The idea of painting a sonic representation of an object or idea has always been a staple of musical composition. With more emphasis on aesthetic and production coming in contemporary music, the concept now pushes music makers to take more risk in their sound-rooted depictions of real life imagery. Serving as the muse for “Talking Trash,” the newest release from Bassist Pascal Niggenkemper, the Great Pacific Garbage Patch presents themes of unknown, fear, and mystery.
Throughout the work there is a rampant feeling of anxiety particularly in the tune “Gyres Océaniques.” Although this tune may be the track-list’s closest attempt at a groove, the song putters along at a slow pace with prepared piano providing a strange percussive element atop the inner-workings of the instrument. Melodically, the piece combines modern tonalities with the indistinct, with piano lines developing a sing-able motive opposite the airy popping sounds of clarinet and flute. Niggenkemper lives up the the name of his instrument with his syncopated rhythm providing the foundation for everything.
Another aspect of the garbage patch is texture. The imagery of a bunch of trash floating along in the ocean evokes a sense of crunching, crinkling texture particularly when taking all of the plastic into consideration. By avoiding anything remotely related to typical bass lines and choral playing, the piece attains the aesthetic of the subject matter. Also, prepared piano serves as a perfect crinkling sound for the plastic bags it represents.

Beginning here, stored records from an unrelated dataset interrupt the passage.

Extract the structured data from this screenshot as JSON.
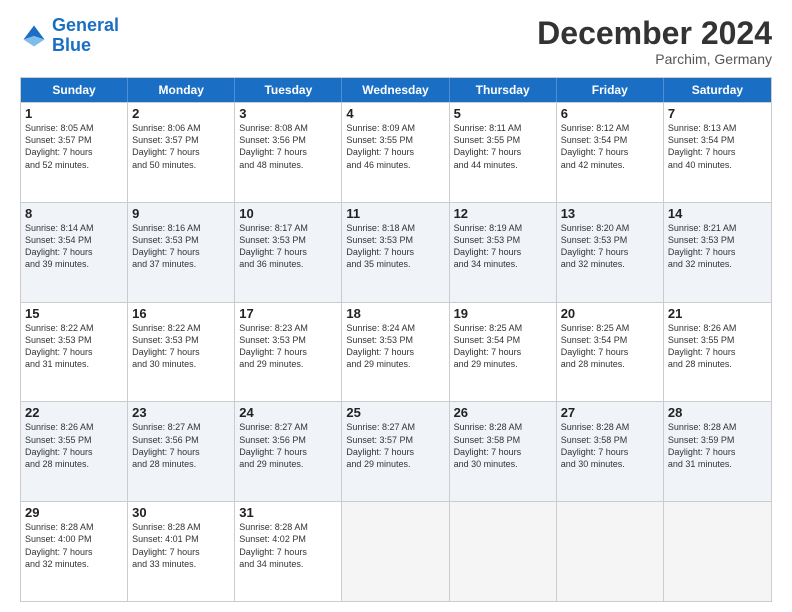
{
  "header": {
    "logo_line1": "General",
    "logo_line2": "Blue",
    "title": "December 2024",
    "subtitle": "Parchim, Germany"
  },
  "calendar": {
    "days_of_week": [
      "Sunday",
      "Monday",
      "Tuesday",
      "Wednesday",
      "Thursday",
      "Friday",
      "Saturday"
    ],
    "weeks": [
      [
        {
          "day": "",
          "empty": true
        },
        {
          "day": "",
          "empty": true
        },
        {
          "day": "",
          "empty": true
        },
        {
          "day": "",
          "empty": true
        },
        {
          "day": "",
          "empty": true
        },
        {
          "day": "",
          "empty": true
        },
        {
          "day": "",
          "empty": true
        }
      ],
      [
        {
          "day": "1",
          "sunrise": "8:05 AM",
          "sunset": "3:57 PM",
          "daylight": "7 hours and 52 minutes."
        },
        {
          "day": "2",
          "sunrise": "8:06 AM",
          "sunset": "3:57 PM",
          "daylight": "7 hours and 50 minutes."
        },
        {
          "day": "3",
          "sunrise": "8:08 AM",
          "sunset": "3:56 PM",
          "daylight": "7 hours and 48 minutes."
        },
        {
          "day": "4",
          "sunrise": "8:09 AM",
          "sunset": "3:55 PM",
          "daylight": "7 hours and 46 minutes."
        },
        {
          "day": "5",
          "sunrise": "8:11 AM",
          "sunset": "3:55 PM",
          "daylight": "7 hours and 44 minutes."
        },
        {
          "day": "6",
          "sunrise": "8:12 AM",
          "sunset": "3:54 PM",
          "daylight": "7 hours and 42 minutes."
        },
        {
          "day": "7",
          "sunrise": "8:13 AM",
          "sunset": "3:54 PM",
          "daylight": "7 hours and 40 minutes."
        }
      ],
      [
        {
          "day": "8",
          "sunrise": "8:14 AM",
          "sunset": "3:54 PM",
          "daylight": "7 hours and 39 minutes."
        },
        {
          "day": "9",
          "sunrise": "8:16 AM",
          "sunset": "3:53 PM",
          "daylight": "7 hours and 37 minutes."
        },
        {
          "day": "10",
          "sunrise": "8:17 AM",
          "sunset": "3:53 PM",
          "daylight": "7 hours and 36 minutes."
        },
        {
          "day": "11",
          "sunrise": "8:18 AM",
          "sunset": "3:53 PM",
          "daylight": "7 hours and 35 minutes."
        },
        {
          "day": "12",
          "sunrise": "8:19 AM",
          "sunset": "3:53 PM",
          "daylight": "7 hours and 34 minutes."
        },
        {
          "day": "13",
          "sunrise": "8:20 AM",
          "sunset": "3:53 PM",
          "daylight": "7 hours and 32 minutes."
        },
        {
          "day": "14",
          "sunrise": "8:21 AM",
          "sunset": "3:53 PM",
          "daylight": "7 hours and 32 minutes."
        }
      ],
      [
        {
          "day": "15",
          "sunrise": "8:22 AM",
          "sunset": "3:53 PM",
          "daylight": "7 hours and 31 minutes."
        },
        {
          "day": "16",
          "sunrise": "8:22 AM",
          "sunset": "3:53 PM",
          "daylight": "7 hours and 30 minutes."
        },
        {
          "day": "17",
          "sunrise": "8:23 AM",
          "sunset": "3:53 PM",
          "daylight": "7 hours and 29 minutes."
        },
        {
          "day": "18",
          "sunrise": "8:24 AM",
          "sunset": "3:53 PM",
          "daylight": "7 hours and 29 minutes."
        },
        {
          "day": "19",
          "sunrise": "8:25 AM",
          "sunset": "3:54 PM",
          "daylight": "7 hours and 29 minutes."
        },
        {
          "day": "20",
          "sunrise": "8:25 AM",
          "sunset": "3:54 PM",
          "daylight": "7 hours and 28 minutes."
        },
        {
          "day": "21",
          "sunrise": "8:26 AM",
          "sunset": "3:55 PM",
          "daylight": "7 hours and 28 minutes."
        }
      ],
      [
        {
          "day": "22",
          "sunrise": "8:26 AM",
          "sunset": "3:55 PM",
          "daylight": "7 hours and 28 minutes."
        },
        {
          "day": "23",
          "sunrise": "8:27 AM",
          "sunset": "3:56 PM",
          "daylight": "7 hours and 28 minutes."
        },
        {
          "day": "24",
          "sunrise": "8:27 AM",
          "sunset": "3:56 PM",
          "daylight": "7 hours and 29 minutes."
        },
        {
          "day": "25",
          "sunrise": "8:27 AM",
          "sunset": "3:57 PM",
          "daylight": "7 hours and 29 minutes."
        },
        {
          "day": "26",
          "sunrise": "8:28 AM",
          "sunset": "3:58 PM",
          "daylight": "7 hours and 30 minutes."
        },
        {
          "day": "27",
          "sunrise": "8:28 AM",
          "sunset": "3:58 PM",
          "daylight": "7 hours and 30 minutes."
        },
        {
          "day": "28",
          "sunrise": "8:28 AM",
          "sunset": "3:59 PM",
          "daylight": "7 hours and 31 minutes."
        }
      ],
      [
        {
          "day": "29",
          "sunrise": "8:28 AM",
          "sunset": "4:00 PM",
          "daylight": "7 hours and 32 minutes."
        },
        {
          "day": "30",
          "sunrise": "8:28 AM",
          "sunset": "4:01 PM",
          "daylight": "7 hours and 33 minutes."
        },
        {
          "day": "31",
          "sunrise": "8:28 AM",
          "sunset": "4:02 PM",
          "daylight": "7 hours and 34 minutes."
        },
        {
          "day": "",
          "empty": true
        },
        {
          "day": "",
          "empty": true
        },
        {
          "day": "",
          "empty": true
        },
        {
          "day": "",
          "empty": true
        }
      ]
    ]
  }
}
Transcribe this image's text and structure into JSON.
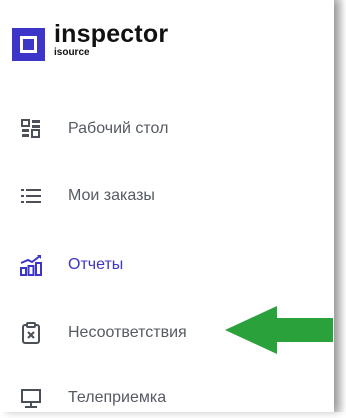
{
  "brand": {
    "name": "inspector",
    "sub": "isource"
  },
  "nav": {
    "items": [
      {
        "label": "Рабочий стол",
        "icon": "dashboard-icon",
        "active": false
      },
      {
        "label": "Мои заказы",
        "icon": "list-icon",
        "active": false
      },
      {
        "label": "Отчеты",
        "icon": "bar-chart-icon",
        "active": true
      },
      {
        "label": "Несоответствия",
        "icon": "clipboard-x-icon",
        "active": false
      },
      {
        "label": "Телеприемка",
        "icon": "monitor-icon",
        "active": false
      }
    ]
  },
  "colors": {
    "accent": "#3d35c8",
    "text": "#555a63",
    "arrow": "#2aa13a"
  }
}
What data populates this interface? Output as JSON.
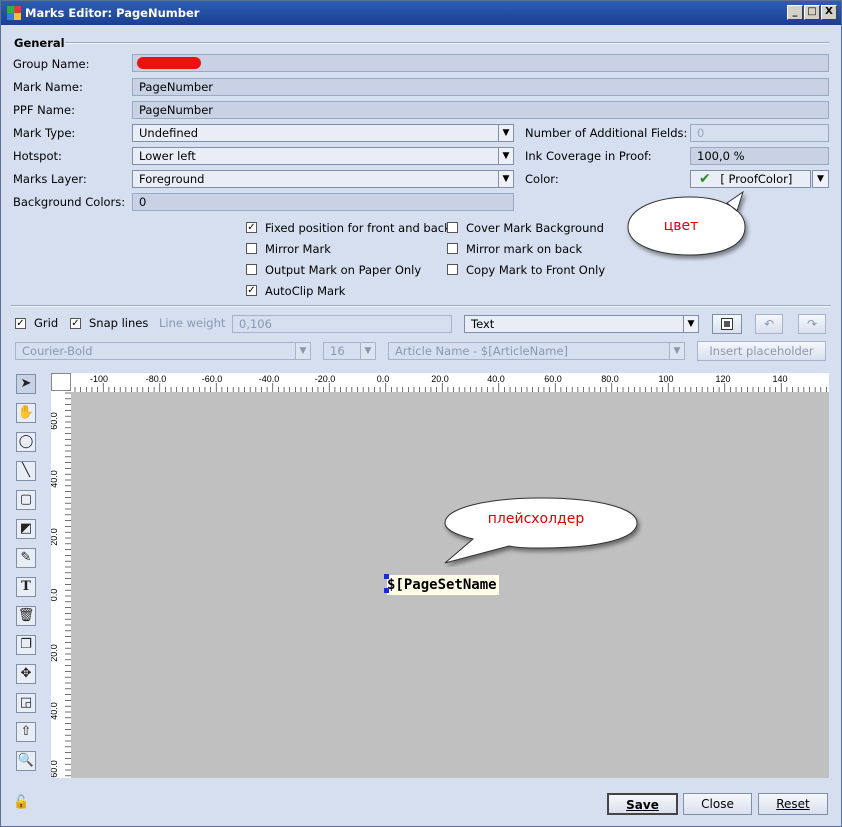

Niggenkemper fools around with texture and production a lot on this album, elements that are not emphasized enough in the jazz idiom. All too often, musicians play in spaces that have always been the main focus of the genre rather than working to create an album specific to that time in their career.